Billy Williams, London-born cinematographer Billy Williams gained his first two Oscar nominations for the acclaimed “Women in Love” and “On Golden Pond”. His third nomination, which was successful, was for the epic “Gandhi”. He was President of the British Society of Cinematographers, and was awarded the Camera Image Festival’s Lifetime Achievement Award in 2000.

Listeners: Neil Binney

Neil Binney began working as a 'clapper boy' in 1946 on spin-off films from steam radio such as "Dick Barton". Between 1948-1950 he served as a Royal Air Force photographer. From 1950 he was a Technicolor assistant technician working on films such as John Ford's "Mogambo" (photographed by Freddie Young), Hitchcock's "The Man Who Knew Too Much" (Bob Burke), and Visconti's "Senso" (G.R. Aldo/B. Cracker). As a camera assistant he worked on "Mind Benders", "Billy Liar" and "This Sporting Life". Niel Binney became a camera operator in 1963 and worked with, among others, Jack Cardiff, Fred Tammes and Billy Williams. He was elected associate member of the British Society of Cinematographers in 1981 and his most recent credits include "A Fish Called Wanda" and "Fierce Creatures".

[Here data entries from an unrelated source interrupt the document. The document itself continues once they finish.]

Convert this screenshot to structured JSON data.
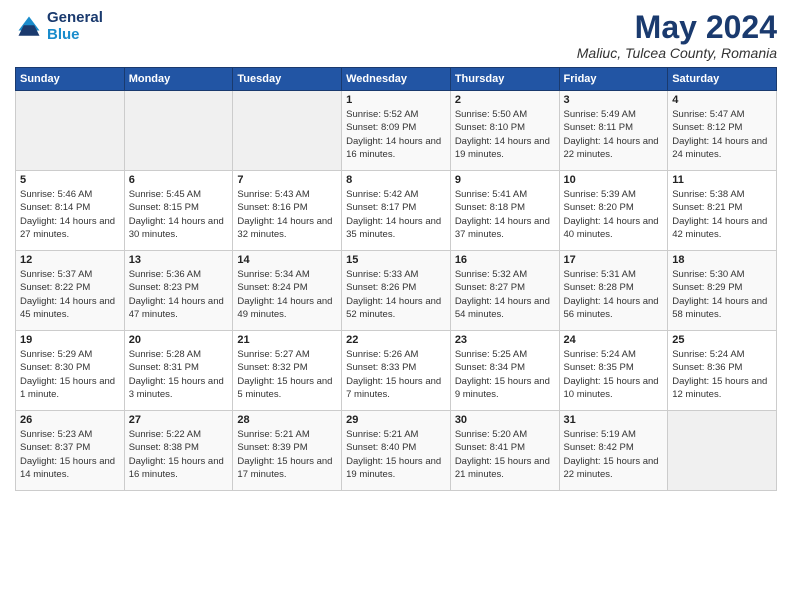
{
  "logo": {
    "line1": "General",
    "line2": "Blue"
  },
  "title": "May 2024",
  "subtitle": "Maliuc, Tulcea County, Romania",
  "days_of_week": [
    "Sunday",
    "Monday",
    "Tuesday",
    "Wednesday",
    "Thursday",
    "Friday",
    "Saturday"
  ],
  "weeks": [
    [
      {
        "day": "",
        "info": ""
      },
      {
        "day": "",
        "info": ""
      },
      {
        "day": "",
        "info": ""
      },
      {
        "day": "1",
        "info": "Sunrise: 5:52 AM\nSunset: 8:09 PM\nDaylight: 14 hours and 16 minutes."
      },
      {
        "day": "2",
        "info": "Sunrise: 5:50 AM\nSunset: 8:10 PM\nDaylight: 14 hours and 19 minutes."
      },
      {
        "day": "3",
        "info": "Sunrise: 5:49 AM\nSunset: 8:11 PM\nDaylight: 14 hours and 22 minutes."
      },
      {
        "day": "4",
        "info": "Sunrise: 5:47 AM\nSunset: 8:12 PM\nDaylight: 14 hours and 24 minutes."
      }
    ],
    [
      {
        "day": "5",
        "info": "Sunrise: 5:46 AM\nSunset: 8:14 PM\nDaylight: 14 hours and 27 minutes."
      },
      {
        "day": "6",
        "info": "Sunrise: 5:45 AM\nSunset: 8:15 PM\nDaylight: 14 hours and 30 minutes."
      },
      {
        "day": "7",
        "info": "Sunrise: 5:43 AM\nSunset: 8:16 PM\nDaylight: 14 hours and 32 minutes."
      },
      {
        "day": "8",
        "info": "Sunrise: 5:42 AM\nSunset: 8:17 PM\nDaylight: 14 hours and 35 minutes."
      },
      {
        "day": "9",
        "info": "Sunrise: 5:41 AM\nSunset: 8:18 PM\nDaylight: 14 hours and 37 minutes."
      },
      {
        "day": "10",
        "info": "Sunrise: 5:39 AM\nSunset: 8:20 PM\nDaylight: 14 hours and 40 minutes."
      },
      {
        "day": "11",
        "info": "Sunrise: 5:38 AM\nSunset: 8:21 PM\nDaylight: 14 hours and 42 minutes."
      }
    ],
    [
      {
        "day": "12",
        "info": "Sunrise: 5:37 AM\nSunset: 8:22 PM\nDaylight: 14 hours and 45 minutes."
      },
      {
        "day": "13",
        "info": "Sunrise: 5:36 AM\nSunset: 8:23 PM\nDaylight: 14 hours and 47 minutes."
      },
      {
        "day": "14",
        "info": "Sunrise: 5:34 AM\nSunset: 8:24 PM\nDaylight: 14 hours and 49 minutes."
      },
      {
        "day": "15",
        "info": "Sunrise: 5:33 AM\nSunset: 8:26 PM\nDaylight: 14 hours and 52 minutes."
      },
      {
        "day": "16",
        "info": "Sunrise: 5:32 AM\nSunset: 8:27 PM\nDaylight: 14 hours and 54 minutes."
      },
      {
        "day": "17",
        "info": "Sunrise: 5:31 AM\nSunset: 8:28 PM\nDaylight: 14 hours and 56 minutes."
      },
      {
        "day": "18",
        "info": "Sunrise: 5:30 AM\nSunset: 8:29 PM\nDaylight: 14 hours and 58 minutes."
      }
    ],
    [
      {
        "day": "19",
        "info": "Sunrise: 5:29 AM\nSunset: 8:30 PM\nDaylight: 15 hours and 1 minute."
      },
      {
        "day": "20",
        "info": "Sunrise: 5:28 AM\nSunset: 8:31 PM\nDaylight: 15 hours and 3 minutes."
      },
      {
        "day": "21",
        "info": "Sunrise: 5:27 AM\nSunset: 8:32 PM\nDaylight: 15 hours and 5 minutes."
      },
      {
        "day": "22",
        "info": "Sunrise: 5:26 AM\nSunset: 8:33 PM\nDaylight: 15 hours and 7 minutes."
      },
      {
        "day": "23",
        "info": "Sunrise: 5:25 AM\nSunset: 8:34 PM\nDaylight: 15 hours and 9 minutes."
      },
      {
        "day": "24",
        "info": "Sunrise: 5:24 AM\nSunset: 8:35 PM\nDaylight: 15 hours and 10 minutes."
      },
      {
        "day": "25",
        "info": "Sunrise: 5:24 AM\nSunset: 8:36 PM\nDaylight: 15 hours and 12 minutes."
      }
    ],
    [
      {
        "day": "26",
        "info": "Sunrise: 5:23 AM\nSunset: 8:37 PM\nDaylight: 15 hours and 14 minutes."
      },
      {
        "day": "27",
        "info": "Sunrise: 5:22 AM\nSunset: 8:38 PM\nDaylight: 15 hours and 16 minutes."
      },
      {
        "day": "28",
        "info": "Sunrise: 5:21 AM\nSunset: 8:39 PM\nDaylight: 15 hours and 17 minutes."
      },
      {
        "day": "29",
        "info": "Sunrise: 5:21 AM\nSunset: 8:40 PM\nDaylight: 15 hours and 19 minutes."
      },
      {
        "day": "30",
        "info": "Sunrise: 5:20 AM\nSunset: 8:41 PM\nDaylight: 15 hours and 21 minutes."
      },
      {
        "day": "31",
        "info": "Sunrise: 5:19 AM\nSunset: 8:42 PM\nDaylight: 15 hours and 22 minutes."
      },
      {
        "day": "",
        "info": ""
      }
    ]
  ]
}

Duration: 1 minute, 47 seconds

Date story recorded: September 2003

Date story went live: 24 January 2008